In tonight's update on the investigation into the grounding of Shell's Kulluk oil rig, Rachel shared passages from a letter from Congressman Markey in which he questions Shell's explanation that the timing of the tow was to take advantage of a two-week forecast break in the weather. He cites several National Weather Service severe weather alerts from that period.
As I was gathering tonight's links and citations I thought those forecasts for the weather in Alaska between December 21, 2012 and New Year's Day, 2013 would be archived online somewhere and wouldn't it be interesting to find those links. But as rich in data and as generous in maps and charts as the National Weather Service site is, they don't seem to have thought it of value to archive past weather predictions.

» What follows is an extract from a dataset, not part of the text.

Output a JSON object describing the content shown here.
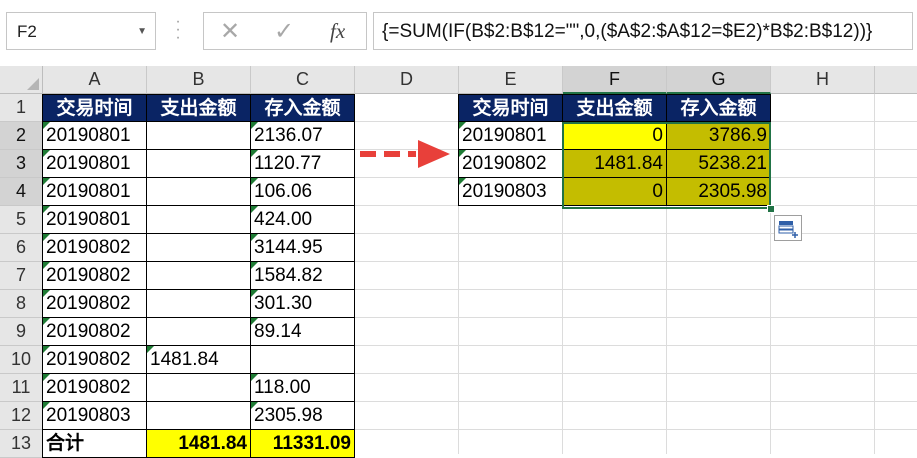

Well, I shouldn't go quite that far. There is a forecast archive for the continental U.S. (which I learned they call CONUS) but Alaska doesn't quite fit on the map. And they have "discussions" of the extended forecast going back ten days. But that only means that tonight I can look at the forecast for last week as seen from December 30th. The pages aren't logged by date, just by number of days previous to now.
Even if it's hard to find the forecast for those two weeks, it's easy to find records of what the actual weather was. The image above from KodiakWeather.com is one of the more fun-to-play-with examples.
Follow me on this one, it has a fun ending...
For the sake of orientation, here's the area we're talking about. The Kulluk was being towed from Dutch Harbor (A) to Seattle (C) and ended up at Sitkalidak Island (B). (It is presently in Kiliuda Bay if you want to look that up.)
Sitkalidak Island is right up close to Kodiak Island, so I used that as a point of focus for some of my searching. Kodiak does have its own newspaper, but the archives require a subscription and I didn't see anything in the abstracts that made me think I'd find a discussion of the forecast between Christmas and New Year's. But the paper's Facebook account has open archives and from there I found out the U.S. National Weather Service Alaska also has a Facebook page. This is the image they show for December 29th, describing it as a "powerful cyclone":
I should say, this post isn't meant to prove anything one way or other about what Shell knew or didn't know before they tried to tow the rig across the Gulf of Alaska. Frankly, it seems like there's a blizzard warning somewhere in Alaska for any given day last December, (including just east of Kodiak in the days before Christmas) so the idea of a two-week gap of good weather seems ridiculous on its face. But I'm just on a data hunt for curiosity's sake, and I'm just making the observation that it would be pretty surprising if the storm in the picture above showed up with no notice or forecast warning. In fact, that picture is just one of the storms that hit in what the weather service warned on the 28th would be a series. You can see the storms lining up in this post from the 31st.
But let's say for whatever reason, the National Weather Service couldn't give the Kulluk proper notice on approaching bad weather. There's one guy who could have: Adam Wright.
Adam Wright writes a surf report for a site called SolSpot, and one of the things he does is look to the far reaches of the Pacific for developing storm systems that are likely to send good waves to the California coast. So when I searched for news about a powerful cyclone forecast for New Year's, what I found was an expression of disappointment that the storm wasn't worse.
As early as the 27th, Wright was giving his readers a heads up about a "crazy looking" storm developing to the northwest.
Boom, indeed. There's that series of storms lining up. Want a little more lead time in your storm warning/eagerness? How about December 24: THE NORTH PACIFIC GIVES THE GIFT THAT KEEPS ON GIVING…IT’S A COMPLEX LOW-PRESSURE!
Here's what Wright was seeing in the 60-hour prediction, above, from the 24th:
The storms start to stack up by the middle/end of the week, with that complex-low-pressure slowly drifting toward the Gulf of Alaska. In the chart above, you can see the stronger storm pushing toward Alaska proper, the first storm moving over the West Coast, and a third system coming together NW of Hawaii…being fed both warm and cold-wet air mass from Kamchatka and from over by Japan.
Lastly, I see the credit on the Adam Wright maps is StormSurf. After poking around there I figured out that they come from the models menu, which includes some seriously cool animations. StormSurf also offers a tutorials section to help teach how to make heads or tales of all of these charts. That just went to the top of my "to read" list.